WHAT YOU SHOULD DO » Note each line of the listing that contains the string "image", and copy it.
EXCERPTED RECORDS section start
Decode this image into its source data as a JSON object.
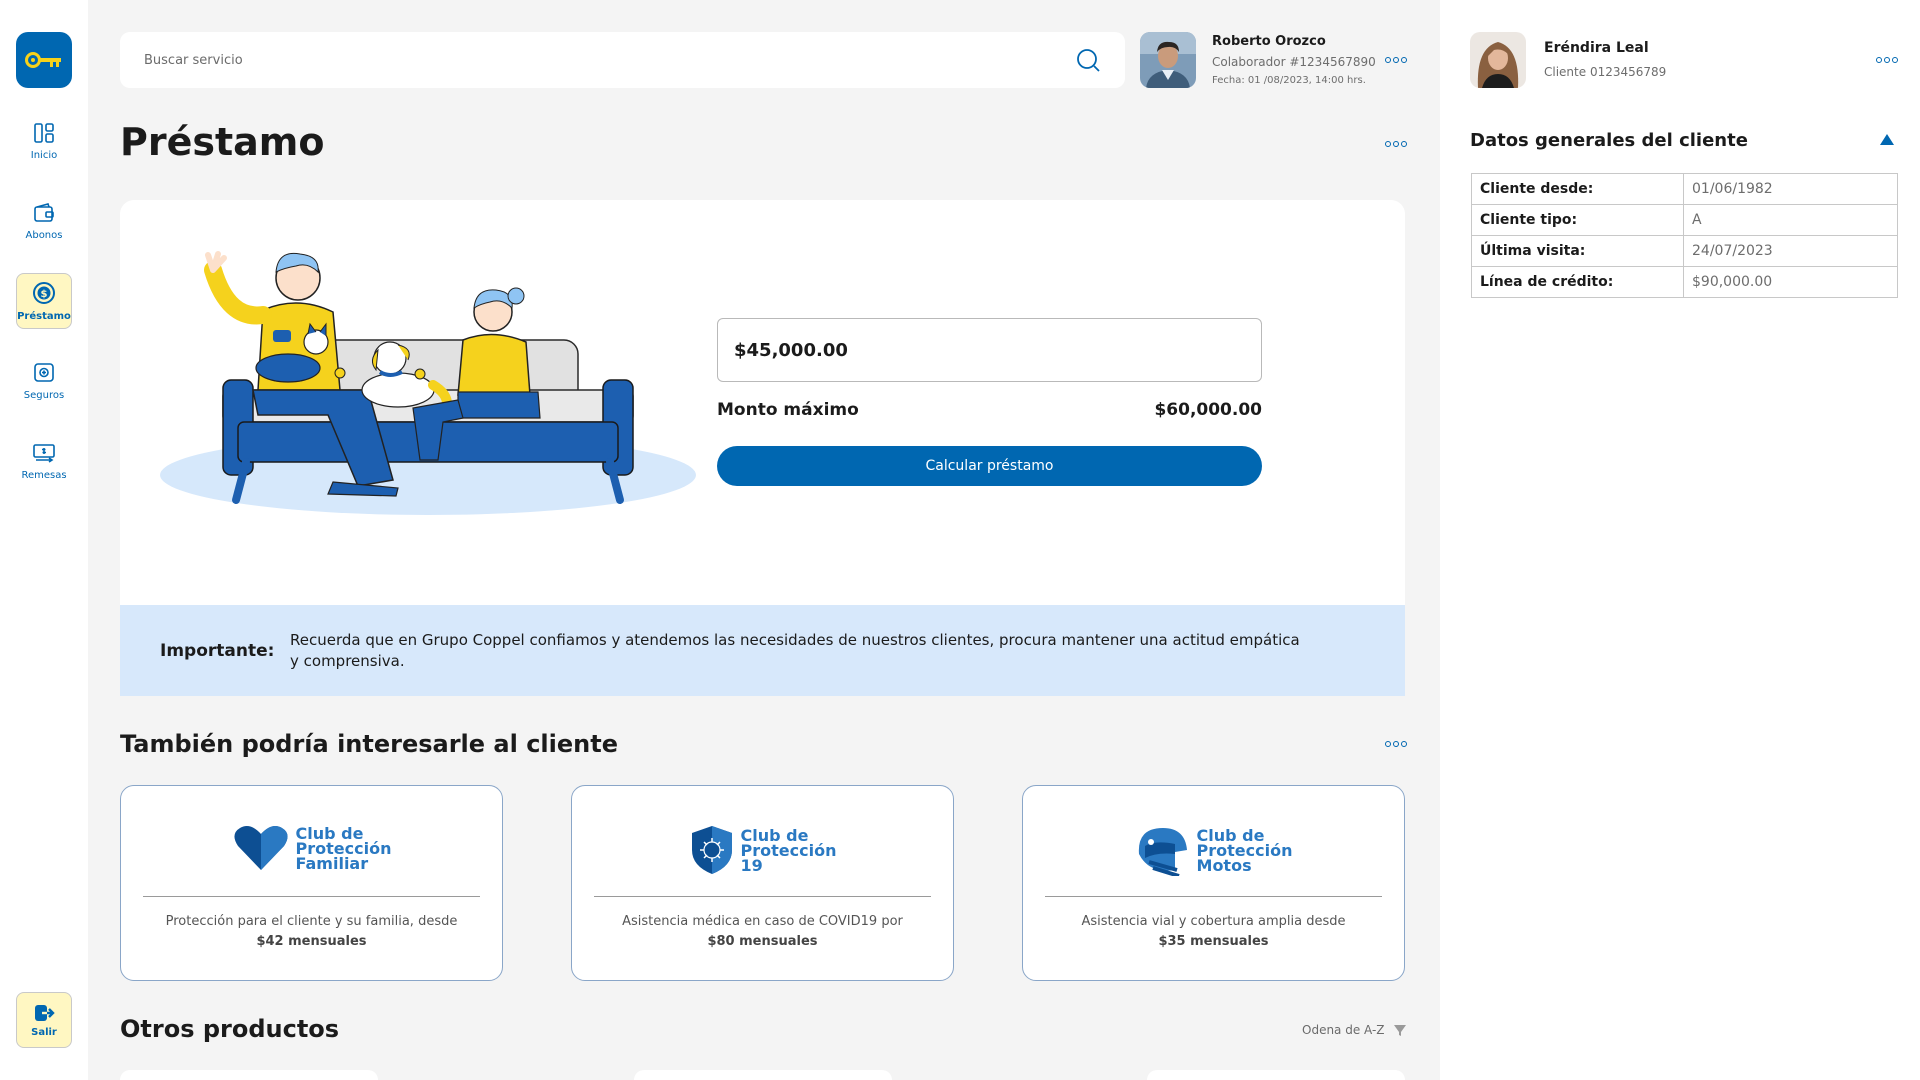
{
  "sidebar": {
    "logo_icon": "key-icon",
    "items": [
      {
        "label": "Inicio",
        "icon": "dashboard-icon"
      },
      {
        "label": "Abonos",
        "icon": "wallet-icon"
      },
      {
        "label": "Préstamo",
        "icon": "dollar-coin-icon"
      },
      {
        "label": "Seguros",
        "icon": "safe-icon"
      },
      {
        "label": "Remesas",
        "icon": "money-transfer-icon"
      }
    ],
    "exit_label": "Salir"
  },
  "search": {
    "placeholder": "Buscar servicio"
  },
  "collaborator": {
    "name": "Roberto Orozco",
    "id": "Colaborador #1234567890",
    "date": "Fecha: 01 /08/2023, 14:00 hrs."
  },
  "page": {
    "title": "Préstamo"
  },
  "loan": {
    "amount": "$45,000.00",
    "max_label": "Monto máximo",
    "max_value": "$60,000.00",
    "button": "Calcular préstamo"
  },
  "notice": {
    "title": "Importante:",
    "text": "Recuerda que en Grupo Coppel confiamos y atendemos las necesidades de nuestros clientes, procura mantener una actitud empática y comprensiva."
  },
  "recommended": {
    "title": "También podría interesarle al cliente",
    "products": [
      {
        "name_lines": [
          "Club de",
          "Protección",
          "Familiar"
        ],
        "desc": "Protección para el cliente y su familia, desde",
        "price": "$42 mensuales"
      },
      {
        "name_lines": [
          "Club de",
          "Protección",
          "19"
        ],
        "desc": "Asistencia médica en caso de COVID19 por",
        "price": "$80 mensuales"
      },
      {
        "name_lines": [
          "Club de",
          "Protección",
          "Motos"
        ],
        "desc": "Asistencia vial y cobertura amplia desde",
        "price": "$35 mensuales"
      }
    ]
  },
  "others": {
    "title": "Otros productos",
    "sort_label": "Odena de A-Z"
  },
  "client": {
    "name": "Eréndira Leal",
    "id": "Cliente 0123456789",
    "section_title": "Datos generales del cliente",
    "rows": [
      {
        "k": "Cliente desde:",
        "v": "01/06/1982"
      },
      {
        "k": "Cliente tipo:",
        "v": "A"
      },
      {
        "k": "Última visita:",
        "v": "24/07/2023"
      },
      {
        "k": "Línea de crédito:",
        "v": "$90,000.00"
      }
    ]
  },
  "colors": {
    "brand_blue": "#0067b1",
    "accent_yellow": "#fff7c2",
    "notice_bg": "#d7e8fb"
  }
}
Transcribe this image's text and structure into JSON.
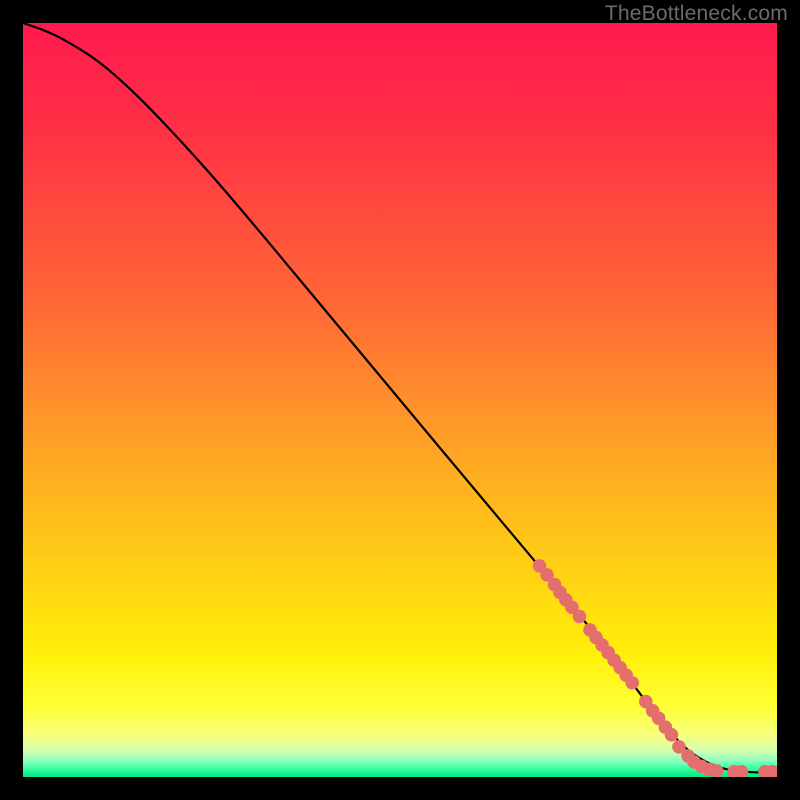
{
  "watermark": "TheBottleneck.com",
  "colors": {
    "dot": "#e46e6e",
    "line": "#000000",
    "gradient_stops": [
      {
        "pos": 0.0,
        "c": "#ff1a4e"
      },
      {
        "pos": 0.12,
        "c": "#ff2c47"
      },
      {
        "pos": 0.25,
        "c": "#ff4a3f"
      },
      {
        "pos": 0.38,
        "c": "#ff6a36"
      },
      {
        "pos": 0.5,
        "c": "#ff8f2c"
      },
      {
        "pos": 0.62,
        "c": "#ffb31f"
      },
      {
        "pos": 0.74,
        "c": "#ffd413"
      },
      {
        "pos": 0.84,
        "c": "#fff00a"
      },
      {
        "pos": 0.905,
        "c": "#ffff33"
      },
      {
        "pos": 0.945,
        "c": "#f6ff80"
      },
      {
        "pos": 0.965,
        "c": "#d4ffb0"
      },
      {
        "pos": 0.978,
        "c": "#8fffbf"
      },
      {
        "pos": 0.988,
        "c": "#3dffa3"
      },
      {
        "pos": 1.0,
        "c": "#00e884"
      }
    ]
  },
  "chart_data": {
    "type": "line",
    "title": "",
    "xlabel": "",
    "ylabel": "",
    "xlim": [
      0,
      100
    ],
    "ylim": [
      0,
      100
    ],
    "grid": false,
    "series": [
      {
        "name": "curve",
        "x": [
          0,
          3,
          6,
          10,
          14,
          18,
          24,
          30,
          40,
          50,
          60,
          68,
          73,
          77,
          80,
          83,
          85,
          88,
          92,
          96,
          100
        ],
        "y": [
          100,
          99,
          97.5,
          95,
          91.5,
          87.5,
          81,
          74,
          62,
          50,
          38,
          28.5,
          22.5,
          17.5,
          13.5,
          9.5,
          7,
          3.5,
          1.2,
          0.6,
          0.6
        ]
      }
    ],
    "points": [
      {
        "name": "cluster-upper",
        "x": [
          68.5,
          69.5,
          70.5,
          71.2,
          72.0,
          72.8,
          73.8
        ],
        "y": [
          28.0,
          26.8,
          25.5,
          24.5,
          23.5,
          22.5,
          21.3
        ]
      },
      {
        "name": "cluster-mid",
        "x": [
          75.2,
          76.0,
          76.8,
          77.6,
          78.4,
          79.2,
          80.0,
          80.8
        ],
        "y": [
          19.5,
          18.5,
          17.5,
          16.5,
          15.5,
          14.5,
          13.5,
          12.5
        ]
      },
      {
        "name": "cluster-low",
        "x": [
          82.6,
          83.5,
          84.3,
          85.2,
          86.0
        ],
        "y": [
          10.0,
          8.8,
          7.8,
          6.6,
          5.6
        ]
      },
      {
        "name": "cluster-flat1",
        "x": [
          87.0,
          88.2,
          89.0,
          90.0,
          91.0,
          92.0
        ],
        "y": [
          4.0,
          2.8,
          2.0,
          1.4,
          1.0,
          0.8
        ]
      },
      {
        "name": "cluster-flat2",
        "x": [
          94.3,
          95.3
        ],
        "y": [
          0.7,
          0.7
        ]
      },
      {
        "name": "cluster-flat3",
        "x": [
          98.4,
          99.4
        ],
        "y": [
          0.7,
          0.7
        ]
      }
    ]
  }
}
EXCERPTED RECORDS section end
FINISHED EXERCISE »
Decode this image into its source data as a JSON object.
Transcribe this image's text and structure into JSON.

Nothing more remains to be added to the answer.